In the alternative, the ALJ continued to step five of the sequential evaluation process. The ALJ considered Plaintiff's age, education and work experience as vocational factors that affect a claimant's ability to perform other work in the national economy. 20 C.F.R. §§ 404.1563-1565, 416.963-965. During the period at issue, Plaintiff was an individual of advanced age (55 at the time of alleged onset of disability), closely approaching retirement age (60 when the ALJ rendered his decision), with more than a high school education, an ability to read and write English, and no transferable skills. These vocational factors, together with Plaintiff's residual functional capacity for medium work, correspond with medical-vocational rules 203.07 and 203.15. 20 C.F.R. Part 404, Subpart P, Appendix 2, Rules 203.07 and 203.15. The ALJ properly determined that those rules directed a conclusion that Plaintiff was not disabled. Thus, the record establishes that there is other work in the economy that Plaintiff could perform. See 20 C.F.R 404.1520(g) and 416.920(g).
C. The Appeals Council Decision Was Appropriate
The evidence received by the Appeals Council consisted of an additional unsupported report from Dr. Henoch with a list of disabilities. The report appeared to refer to one examination in August, 2005. This report, like Dr. Henoch's earlier report, contained no copies of the purported test results. The Council decided that the evidence submitted to it did not provide a basis for changing the ALJ's decision.
Plaintiff suggests that the Appeals Council did not provide a sufficient rationale for denying Plaintiff's request for review. There is no requirement that the Appeals Council issue a decision when it denies review. See 20 C.F.R. §§ 404.979; 416.1479. The Appeals Council, in accordance with the regulations, found that there was substantial evidence to support a finding that Plaintiff was not disabled and upheld the ALJ's decision.

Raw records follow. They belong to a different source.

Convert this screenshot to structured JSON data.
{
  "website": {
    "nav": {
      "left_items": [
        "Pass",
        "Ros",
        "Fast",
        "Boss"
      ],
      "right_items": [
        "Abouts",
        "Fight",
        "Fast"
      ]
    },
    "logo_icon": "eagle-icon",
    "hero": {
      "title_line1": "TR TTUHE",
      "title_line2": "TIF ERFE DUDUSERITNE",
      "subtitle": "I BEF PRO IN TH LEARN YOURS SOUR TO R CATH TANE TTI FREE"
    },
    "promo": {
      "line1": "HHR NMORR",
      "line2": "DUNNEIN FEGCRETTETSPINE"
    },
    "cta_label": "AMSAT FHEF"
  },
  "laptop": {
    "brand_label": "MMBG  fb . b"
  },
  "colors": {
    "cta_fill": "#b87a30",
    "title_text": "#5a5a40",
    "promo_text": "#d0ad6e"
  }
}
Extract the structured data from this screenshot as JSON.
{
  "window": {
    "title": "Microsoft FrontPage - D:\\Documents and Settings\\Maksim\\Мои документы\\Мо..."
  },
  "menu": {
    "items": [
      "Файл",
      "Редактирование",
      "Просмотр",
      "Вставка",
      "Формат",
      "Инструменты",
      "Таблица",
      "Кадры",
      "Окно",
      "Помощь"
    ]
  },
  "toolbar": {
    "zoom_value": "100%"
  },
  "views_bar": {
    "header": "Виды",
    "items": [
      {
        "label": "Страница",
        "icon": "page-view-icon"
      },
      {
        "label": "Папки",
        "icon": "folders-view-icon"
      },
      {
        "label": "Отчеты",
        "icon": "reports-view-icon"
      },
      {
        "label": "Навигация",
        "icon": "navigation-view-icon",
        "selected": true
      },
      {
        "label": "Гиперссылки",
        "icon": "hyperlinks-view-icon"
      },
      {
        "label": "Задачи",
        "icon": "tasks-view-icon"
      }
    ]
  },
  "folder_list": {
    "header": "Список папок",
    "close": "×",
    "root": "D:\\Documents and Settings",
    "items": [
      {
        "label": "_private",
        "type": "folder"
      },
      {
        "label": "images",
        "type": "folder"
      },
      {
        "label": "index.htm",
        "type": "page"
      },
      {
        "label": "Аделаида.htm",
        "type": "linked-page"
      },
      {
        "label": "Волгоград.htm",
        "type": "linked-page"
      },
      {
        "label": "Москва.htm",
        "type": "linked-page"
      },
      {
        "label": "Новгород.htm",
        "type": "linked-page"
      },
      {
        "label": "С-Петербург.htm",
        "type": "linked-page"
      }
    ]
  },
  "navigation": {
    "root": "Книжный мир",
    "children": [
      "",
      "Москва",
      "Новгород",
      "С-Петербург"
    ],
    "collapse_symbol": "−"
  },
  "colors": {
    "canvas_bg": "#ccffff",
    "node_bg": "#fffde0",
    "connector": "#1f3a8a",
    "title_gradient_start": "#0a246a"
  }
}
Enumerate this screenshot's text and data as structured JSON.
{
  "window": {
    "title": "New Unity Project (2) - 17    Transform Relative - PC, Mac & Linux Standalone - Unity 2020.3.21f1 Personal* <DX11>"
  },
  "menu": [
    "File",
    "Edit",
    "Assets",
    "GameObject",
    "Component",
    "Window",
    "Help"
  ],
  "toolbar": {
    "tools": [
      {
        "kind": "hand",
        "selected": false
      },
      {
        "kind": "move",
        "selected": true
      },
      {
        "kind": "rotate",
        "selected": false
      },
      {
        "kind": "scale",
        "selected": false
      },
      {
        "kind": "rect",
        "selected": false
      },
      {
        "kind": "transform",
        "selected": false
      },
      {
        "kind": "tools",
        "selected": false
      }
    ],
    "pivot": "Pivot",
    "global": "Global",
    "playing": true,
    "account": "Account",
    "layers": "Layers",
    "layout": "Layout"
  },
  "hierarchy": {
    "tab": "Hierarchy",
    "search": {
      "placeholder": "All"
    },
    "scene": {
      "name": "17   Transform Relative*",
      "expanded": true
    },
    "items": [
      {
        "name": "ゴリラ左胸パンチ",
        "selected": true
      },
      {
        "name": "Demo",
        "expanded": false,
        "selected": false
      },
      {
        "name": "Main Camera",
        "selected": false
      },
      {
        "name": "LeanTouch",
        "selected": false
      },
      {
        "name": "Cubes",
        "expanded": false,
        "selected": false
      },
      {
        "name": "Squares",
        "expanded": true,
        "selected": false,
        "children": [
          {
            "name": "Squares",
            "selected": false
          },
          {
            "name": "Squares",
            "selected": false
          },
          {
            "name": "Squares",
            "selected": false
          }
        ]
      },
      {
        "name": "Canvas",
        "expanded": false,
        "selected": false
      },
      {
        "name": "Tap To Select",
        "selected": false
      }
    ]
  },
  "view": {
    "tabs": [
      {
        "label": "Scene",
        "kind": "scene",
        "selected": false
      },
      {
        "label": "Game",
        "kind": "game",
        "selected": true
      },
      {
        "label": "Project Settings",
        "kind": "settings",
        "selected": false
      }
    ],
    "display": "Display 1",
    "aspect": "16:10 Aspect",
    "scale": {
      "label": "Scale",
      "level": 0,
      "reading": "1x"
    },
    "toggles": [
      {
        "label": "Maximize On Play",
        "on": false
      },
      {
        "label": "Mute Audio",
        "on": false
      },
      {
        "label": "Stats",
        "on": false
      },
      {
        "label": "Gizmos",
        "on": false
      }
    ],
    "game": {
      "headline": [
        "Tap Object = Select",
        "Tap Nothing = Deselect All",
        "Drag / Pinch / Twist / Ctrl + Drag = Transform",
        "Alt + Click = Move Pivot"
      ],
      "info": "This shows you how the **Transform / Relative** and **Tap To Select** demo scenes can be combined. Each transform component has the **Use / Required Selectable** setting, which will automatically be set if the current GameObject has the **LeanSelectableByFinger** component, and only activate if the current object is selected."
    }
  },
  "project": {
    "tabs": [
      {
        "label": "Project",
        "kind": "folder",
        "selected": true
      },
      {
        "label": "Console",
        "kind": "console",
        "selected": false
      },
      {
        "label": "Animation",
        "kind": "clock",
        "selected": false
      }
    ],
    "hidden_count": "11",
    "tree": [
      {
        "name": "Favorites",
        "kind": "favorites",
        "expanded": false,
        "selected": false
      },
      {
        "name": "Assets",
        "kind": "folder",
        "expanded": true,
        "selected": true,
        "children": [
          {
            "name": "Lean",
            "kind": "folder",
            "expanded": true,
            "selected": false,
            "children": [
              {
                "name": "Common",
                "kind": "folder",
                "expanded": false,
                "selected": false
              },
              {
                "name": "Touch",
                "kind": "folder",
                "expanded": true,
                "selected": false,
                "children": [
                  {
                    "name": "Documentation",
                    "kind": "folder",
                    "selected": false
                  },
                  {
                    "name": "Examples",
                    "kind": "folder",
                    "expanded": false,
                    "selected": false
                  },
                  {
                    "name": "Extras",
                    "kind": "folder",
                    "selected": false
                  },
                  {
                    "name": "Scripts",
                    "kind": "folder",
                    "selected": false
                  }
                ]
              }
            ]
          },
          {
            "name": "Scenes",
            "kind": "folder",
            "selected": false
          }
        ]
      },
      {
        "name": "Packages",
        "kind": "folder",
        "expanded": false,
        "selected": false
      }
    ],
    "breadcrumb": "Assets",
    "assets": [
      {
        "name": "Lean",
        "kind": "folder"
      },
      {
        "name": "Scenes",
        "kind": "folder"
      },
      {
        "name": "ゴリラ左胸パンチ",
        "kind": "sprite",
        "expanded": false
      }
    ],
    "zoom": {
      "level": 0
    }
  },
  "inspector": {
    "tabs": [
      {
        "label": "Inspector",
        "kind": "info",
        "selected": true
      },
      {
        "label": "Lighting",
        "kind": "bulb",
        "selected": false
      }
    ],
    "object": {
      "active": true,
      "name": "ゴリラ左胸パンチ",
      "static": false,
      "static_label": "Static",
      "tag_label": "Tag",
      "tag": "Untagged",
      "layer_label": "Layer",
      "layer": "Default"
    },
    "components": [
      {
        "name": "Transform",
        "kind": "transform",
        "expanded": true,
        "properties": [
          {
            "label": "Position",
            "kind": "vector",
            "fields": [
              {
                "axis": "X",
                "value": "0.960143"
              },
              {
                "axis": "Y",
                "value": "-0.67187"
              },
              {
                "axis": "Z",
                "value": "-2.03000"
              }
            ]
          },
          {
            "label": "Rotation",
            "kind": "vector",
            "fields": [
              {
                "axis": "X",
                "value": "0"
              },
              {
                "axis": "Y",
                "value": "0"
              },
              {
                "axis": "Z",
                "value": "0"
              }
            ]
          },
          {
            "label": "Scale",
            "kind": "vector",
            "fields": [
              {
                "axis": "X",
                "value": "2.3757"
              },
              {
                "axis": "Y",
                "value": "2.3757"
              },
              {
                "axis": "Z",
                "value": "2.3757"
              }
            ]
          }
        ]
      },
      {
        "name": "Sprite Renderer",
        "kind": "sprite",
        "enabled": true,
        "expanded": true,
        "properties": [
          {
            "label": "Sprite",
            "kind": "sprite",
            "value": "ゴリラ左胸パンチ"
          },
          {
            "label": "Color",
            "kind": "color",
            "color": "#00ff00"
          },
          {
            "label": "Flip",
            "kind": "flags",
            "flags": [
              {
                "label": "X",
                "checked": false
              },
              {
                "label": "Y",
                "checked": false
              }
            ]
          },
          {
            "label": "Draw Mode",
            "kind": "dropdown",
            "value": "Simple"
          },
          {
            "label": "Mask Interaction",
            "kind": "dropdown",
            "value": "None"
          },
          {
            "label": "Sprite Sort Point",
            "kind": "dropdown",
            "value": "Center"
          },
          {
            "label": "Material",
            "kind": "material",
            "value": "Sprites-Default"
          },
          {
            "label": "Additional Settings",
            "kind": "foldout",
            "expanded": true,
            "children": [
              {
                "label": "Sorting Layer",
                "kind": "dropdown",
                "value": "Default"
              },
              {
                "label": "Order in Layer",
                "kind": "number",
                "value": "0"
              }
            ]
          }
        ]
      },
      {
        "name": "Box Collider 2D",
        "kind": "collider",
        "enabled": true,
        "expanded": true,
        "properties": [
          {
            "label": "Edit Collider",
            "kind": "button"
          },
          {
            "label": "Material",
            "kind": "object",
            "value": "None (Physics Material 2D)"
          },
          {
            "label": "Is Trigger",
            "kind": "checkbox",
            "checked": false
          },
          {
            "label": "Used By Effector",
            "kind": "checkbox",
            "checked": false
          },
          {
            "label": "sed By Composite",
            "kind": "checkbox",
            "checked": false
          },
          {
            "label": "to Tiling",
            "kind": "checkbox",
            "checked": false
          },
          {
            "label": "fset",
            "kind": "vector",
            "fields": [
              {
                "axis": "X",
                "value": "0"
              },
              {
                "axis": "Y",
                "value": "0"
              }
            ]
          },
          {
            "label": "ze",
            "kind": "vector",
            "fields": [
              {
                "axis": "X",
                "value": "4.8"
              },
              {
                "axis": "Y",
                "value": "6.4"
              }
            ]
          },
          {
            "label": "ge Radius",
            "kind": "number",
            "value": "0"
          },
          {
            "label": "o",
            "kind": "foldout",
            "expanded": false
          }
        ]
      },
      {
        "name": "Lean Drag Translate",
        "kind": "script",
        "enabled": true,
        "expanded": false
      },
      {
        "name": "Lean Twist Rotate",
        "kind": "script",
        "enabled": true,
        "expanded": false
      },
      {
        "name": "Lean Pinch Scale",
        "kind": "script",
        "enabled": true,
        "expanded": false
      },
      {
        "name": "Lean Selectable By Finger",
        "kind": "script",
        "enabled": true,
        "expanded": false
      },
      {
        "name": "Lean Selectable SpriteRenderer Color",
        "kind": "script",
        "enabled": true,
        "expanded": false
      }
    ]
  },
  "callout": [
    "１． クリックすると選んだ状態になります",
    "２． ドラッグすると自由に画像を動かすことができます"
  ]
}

After evaluating the evidence of record, the Commissioner determined that Plaintiff failed to sustain his burden of proof that he was under a disability within the meaning of the Act. This decision is reasonable and is affirmed by this Court under the substantial evidence rule. 42 U.S.C. § 405(g).
The motion of the Plaintiff is denied, the cross-motion of the Commissioner is granted and his decision is affirmed.